* [Listed records]
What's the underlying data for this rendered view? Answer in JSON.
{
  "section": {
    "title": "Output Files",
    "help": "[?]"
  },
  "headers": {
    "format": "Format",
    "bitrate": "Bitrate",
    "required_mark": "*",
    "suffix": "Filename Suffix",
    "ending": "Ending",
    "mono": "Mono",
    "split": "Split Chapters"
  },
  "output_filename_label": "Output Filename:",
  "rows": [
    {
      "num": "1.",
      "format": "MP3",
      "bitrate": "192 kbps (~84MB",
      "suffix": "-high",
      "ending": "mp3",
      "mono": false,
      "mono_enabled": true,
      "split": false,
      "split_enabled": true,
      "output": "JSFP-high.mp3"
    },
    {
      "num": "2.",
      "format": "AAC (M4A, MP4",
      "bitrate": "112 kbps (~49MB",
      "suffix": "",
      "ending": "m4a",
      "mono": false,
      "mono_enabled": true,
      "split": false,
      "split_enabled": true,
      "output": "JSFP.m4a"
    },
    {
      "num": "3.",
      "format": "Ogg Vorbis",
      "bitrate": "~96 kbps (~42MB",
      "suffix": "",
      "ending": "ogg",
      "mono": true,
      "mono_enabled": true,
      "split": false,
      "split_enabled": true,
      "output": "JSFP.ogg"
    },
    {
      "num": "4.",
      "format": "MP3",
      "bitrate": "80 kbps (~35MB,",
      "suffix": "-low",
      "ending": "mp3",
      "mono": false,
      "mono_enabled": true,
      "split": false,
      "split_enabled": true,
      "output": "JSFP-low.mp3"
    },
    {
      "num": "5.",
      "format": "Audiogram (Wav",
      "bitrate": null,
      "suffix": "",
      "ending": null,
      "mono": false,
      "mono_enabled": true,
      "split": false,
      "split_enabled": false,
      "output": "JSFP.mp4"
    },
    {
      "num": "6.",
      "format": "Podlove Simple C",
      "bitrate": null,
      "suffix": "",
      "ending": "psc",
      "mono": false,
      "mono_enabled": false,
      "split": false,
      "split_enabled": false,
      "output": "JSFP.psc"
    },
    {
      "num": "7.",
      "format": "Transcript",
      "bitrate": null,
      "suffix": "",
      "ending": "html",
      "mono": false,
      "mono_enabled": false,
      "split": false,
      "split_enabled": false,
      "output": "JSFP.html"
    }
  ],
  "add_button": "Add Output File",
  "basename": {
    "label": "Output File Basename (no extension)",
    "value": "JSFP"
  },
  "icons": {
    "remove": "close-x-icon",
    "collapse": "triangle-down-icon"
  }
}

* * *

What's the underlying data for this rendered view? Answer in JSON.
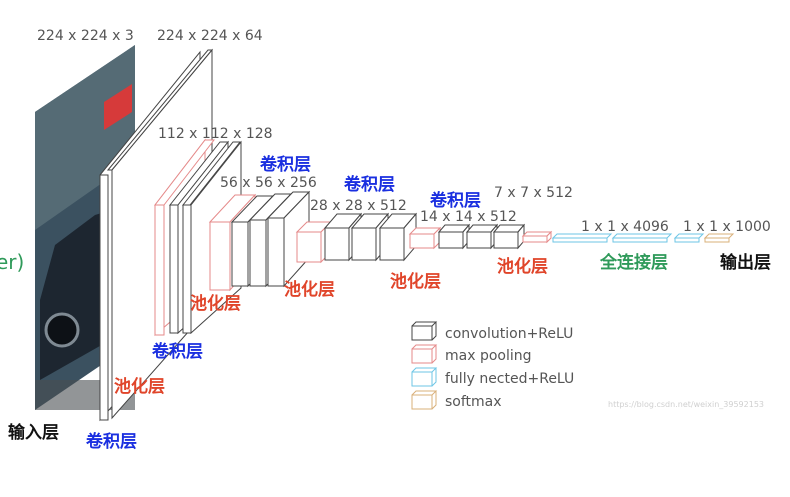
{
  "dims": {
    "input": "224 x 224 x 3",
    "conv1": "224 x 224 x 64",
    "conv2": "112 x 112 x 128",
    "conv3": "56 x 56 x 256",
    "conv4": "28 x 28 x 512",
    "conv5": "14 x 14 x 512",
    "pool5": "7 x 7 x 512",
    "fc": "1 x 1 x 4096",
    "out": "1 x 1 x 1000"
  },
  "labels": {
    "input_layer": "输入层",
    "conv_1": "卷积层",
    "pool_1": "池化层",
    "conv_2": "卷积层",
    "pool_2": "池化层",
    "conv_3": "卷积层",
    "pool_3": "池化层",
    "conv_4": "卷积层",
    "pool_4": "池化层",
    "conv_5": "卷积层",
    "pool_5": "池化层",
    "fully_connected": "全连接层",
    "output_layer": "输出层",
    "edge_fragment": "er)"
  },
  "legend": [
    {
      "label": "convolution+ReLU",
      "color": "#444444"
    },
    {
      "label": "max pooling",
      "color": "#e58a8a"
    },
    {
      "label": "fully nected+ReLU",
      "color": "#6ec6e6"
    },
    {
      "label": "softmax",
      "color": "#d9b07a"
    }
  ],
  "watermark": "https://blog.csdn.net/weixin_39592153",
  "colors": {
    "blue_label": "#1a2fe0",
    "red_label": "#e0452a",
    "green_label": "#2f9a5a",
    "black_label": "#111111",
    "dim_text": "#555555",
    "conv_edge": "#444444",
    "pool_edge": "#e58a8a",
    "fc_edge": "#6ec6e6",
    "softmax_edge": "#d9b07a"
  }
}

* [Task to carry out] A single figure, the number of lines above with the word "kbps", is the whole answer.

* [Completed exercise] 4